THINK diversity as you coach, mentor, and grow your teams
When companies create processes that bring focus on diversity centerstage, leaders think before unconsciously falling into traps of comfortable behaviors. I find myself being encouraged to consciously adopt this way of thinking through various aspects at work.
It begins with hiring. Almost all sectors probably see a 50:50 diversity ratio at entry levels, because our young women and men are equally educated, ambitious and raring to go. But as we go up the seniority levels, hiring diverse talent becomes a challenge as fewer women’s resumes seem to make their way in. When leaders work with recruiters to ensure a 50:50 split in the number of resumes they review, they help consciously create a level playing field across the hierarchy.

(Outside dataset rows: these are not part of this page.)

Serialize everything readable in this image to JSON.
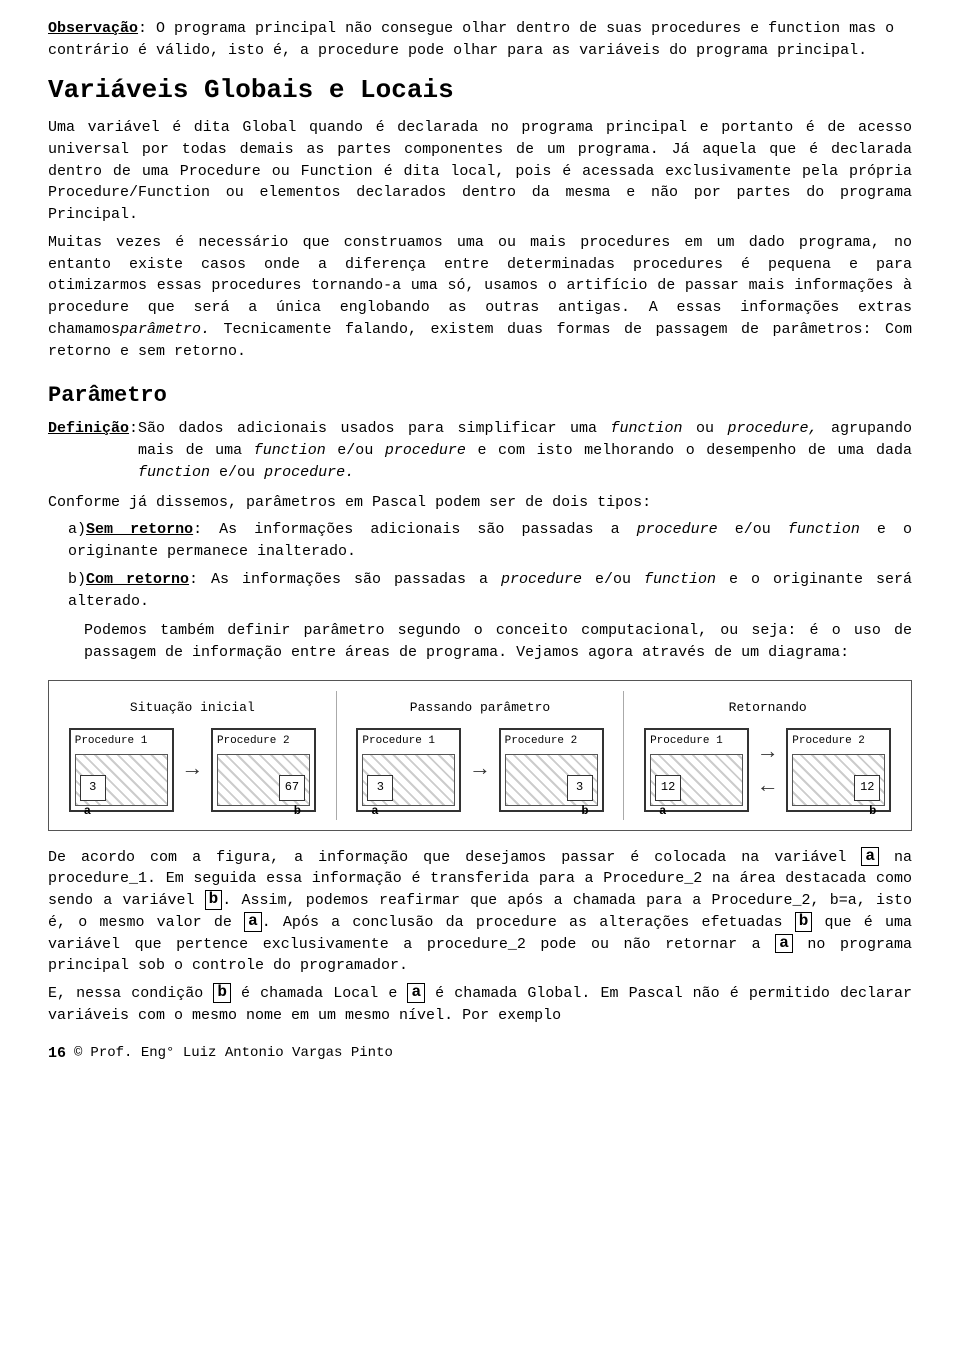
{
  "observation": {
    "label": "Observação",
    "colon": ":",
    "text": " O programa principal não consegue olhar dentro de suas procedures e function mas o contrário é válido, isto é, a procedure pode olhar para as variáveis do programa principal."
  },
  "section_variaveis": {
    "title": "Variáveis Globais e Locais",
    "para1": "Uma variável é dita Global quando é declarada no programa principal e portanto é de acesso universal por todas demais as partes componentes de um programa. Já aquela que é declarada dentro de uma Procedure ou Function é dita local, pois é acessada exclusivamente pela própria Procedure/Function ou elementos declarados dentro da mesma e não por partes do programa Principal.",
    "para2": "Muitas vezes é necessário que construamos uma ou mais procedures em um dado programa, no entanto existe casos onde a diferença entre determinadas procedures é pequena e para otimizarmos essas procedures tornando-a uma só, usamos o artifício de passar mais informações à procedure que será a única englobando as outras antigas. A essas informações extras chamamos",
    "para2_italic": "parâmetro.",
    "para2_end": " Tecnicamente falando, existem duas formas de passagem de parâmetros: Com retorno e sem retorno."
  },
  "section_parametro": {
    "title": "Parâmetro",
    "def_label": "Definição",
    "def_colon": ":",
    "def_text_1": "São dados adicionais usados para simplificar uma ",
    "def_italic1": "function",
    "def_text_2": " ou ",
    "def_italic2": "procedure,",
    "def_text_3": " agrupando mais de uma ",
    "def_italic3": "function",
    "def_text_4": " e/ou ",
    "def_italic4": "procedure",
    "def_text_5": " e com isto melhorando o desempenho de uma dada ",
    "def_italic5": "function",
    "def_text_6": " e/ou ",
    "def_italic6": "procedure.",
    "conforme": "Conforme já dissemos, parâmetros em Pascal podem ser de dois tipos:",
    "sem_retorno_label": "Sem retorno",
    "sem_retorno_text_1": ": As informações adicionais são passadas a ",
    "sem_retorno_italic1": "procedure",
    "sem_retorno_text_2": " e/ou ",
    "sem_retorno_italic2": "function",
    "sem_retorno_text_3": " e o originante permanece inalterado.",
    "com_retorno_label": "Com retorno",
    "com_retorno_text_1": ": As informações são passadas a ",
    "com_retorno_italic1": "procedure",
    "com_retorno_text_2": " e/ou ",
    "com_retorno_italic2": "function",
    "com_retorno_text_3": " e o originante será alterado.",
    "podemos": "Podemos também definir parâmetro segundo o conceito computacional, ou seja: é o uso de passagem de informação entre áreas de programa. Vejamos agora através de um diagrama:"
  },
  "diagram": {
    "sections": [
      {
        "title": "Situação inicial",
        "proc1_label": "Procedure 1",
        "proc1_left_val": "3",
        "proc1_left_var": "a",
        "proc2_label": "Procedure 2",
        "proc2_right_val": "67",
        "proc2_right_var": "b",
        "arrow": "→"
      },
      {
        "title": "Passando parâmetro",
        "proc1_label": "Procedure 1",
        "proc1_left_val": "3",
        "proc1_left_var": "a",
        "proc2_label": "Procedure 2",
        "proc2_right_val": "3",
        "proc2_right_var": "b",
        "arrow": "→"
      },
      {
        "title": "Retornando",
        "proc1_label": "Procedure 1",
        "proc1_left_val": "12",
        "proc1_left_var": "a",
        "proc2_label": "Procedure 2",
        "proc2_right_val": "12",
        "proc2_right_var": "b",
        "arrow": "←"
      }
    ]
  },
  "after_diagram": {
    "para1_1": "De acordo com a figura, a informação que desejamos passar é colocada na variável ",
    "para1_bold1": "a",
    "para1_2": " na procedure_1. Em seguida essa informação é transferida para a Procedure_2 na área destacada como sendo a variável ",
    "para1_bold2": "b",
    "para1_3": ". Assim, podemos reafirmar que após a chamada para a Procedure_2, b=a, isto é, o mesmo valor de ",
    "para1_bold3": "a",
    "para1_4": ". Após a conclusão da procedure as alterações efetuadas ",
    "para1_bold4": "b",
    "para1_5": " que é uma variável que pertence exclusivamente a procedure_2 pode ou não retornar a ",
    "para1_bold5": "a",
    "para1_6": " no programa principal sob o controle do programador.",
    "para2_1": "E, nessa condição ",
    "para2_bold1": "b",
    "para2_2": " é chamada Local e ",
    "para2_bold2": "a",
    "para2_3": " é chamada Global.  Em Pascal não é permitido declarar variáveis com o mesmo nome em um mesmo nível. Por exemplo"
  },
  "footer": {
    "page": "16",
    "copyright": "©",
    "text": " Prof. Eng° Luiz Antonio Vargas Pinto"
  }
}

Keep an eye on the employee journey across life milestones. Marriage, childbirth, and elder care are key fault lines that can drive deep career losses unless managed effectively for work-life balance. When leaders recognize this and mentor their teams on the possibility of achieving balance irrespective of life stage, it results in happy employees and happier organizations. Personally, my advice to young women seeking counsel hinges on 3 key considerations.
If you choose to commit to a relationship, your choice of partner is one of the most important factors that will ensure a thriving career for you, so choose someone who respects your ambition and the money you bring to the table. Childcare is not a one-woman task and it truly takes a village, so nurture a support network of partner, extended family, friends and paid services to ensure your little one’s care is never compromised.

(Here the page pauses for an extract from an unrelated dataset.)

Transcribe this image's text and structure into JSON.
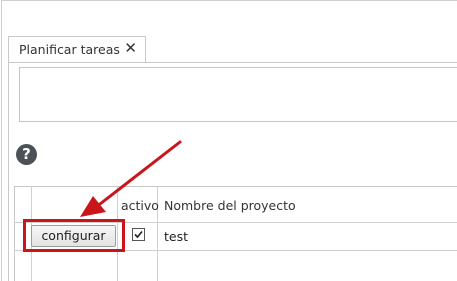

Eldercare is a societal responsibility and nothing brings more satisfaction, so find a way to balance your physical, mental, and emotional investment in caring for parents and in-laws with the right level of paid support, it is truly difficult for one person to do it all.
Consciously fill the leadership pipeline. Organizations that grow women across all levels, do not struggle with leadership or board representation. It took me by surprise the first time I was asked during a team performance appraisal meeting to start with one metric – The percentage of women amongst those being recommended for promotion. Now, we work through the year to ensure that the metric is met by the right type of hiring, mentoring and appropriate opportunities being offered.
To FEEL the need for diversity – that is the touchstone today
In a world that is designed by men, and therefore skews toward men succeeding, the world recognizes the powerful role that men play in driving change. And this majority needs to be empowered if change is to be truly achieved. As I personally experienced a MARC training at work recently, I understood what a minefield of emotions exist amongst each one of us, irrespective of gender when it comes to DE&I conversations.
"At the most fundamental level, a healthy diversity ratio means that the business is representative of the world they service and will thus do a better job of satisfying a larger number of customers.”
Organizations that create safe spaces for both men and women to question, understand and commit to action are at the forefront of driving change not just at the workplace, but across society too. And men advocating for and sponsoring women is a surefire way to undo many decades of unequal representation at the workplace.
In Singapore, some organizations have already taken this crucial next step, and men becoming allies to address bias and advocate for is driving real change.
The recent International Women’s Day in 2022 has seen an equal number of supporters and detractors. While we all do wish for a world that should no longer need a day to remind the corporate world of the value of diversity, it is also a leadership responsibility that each one of us carries to act, observe, call out and celebrate every small step that eliminates bias and celebrates our difference.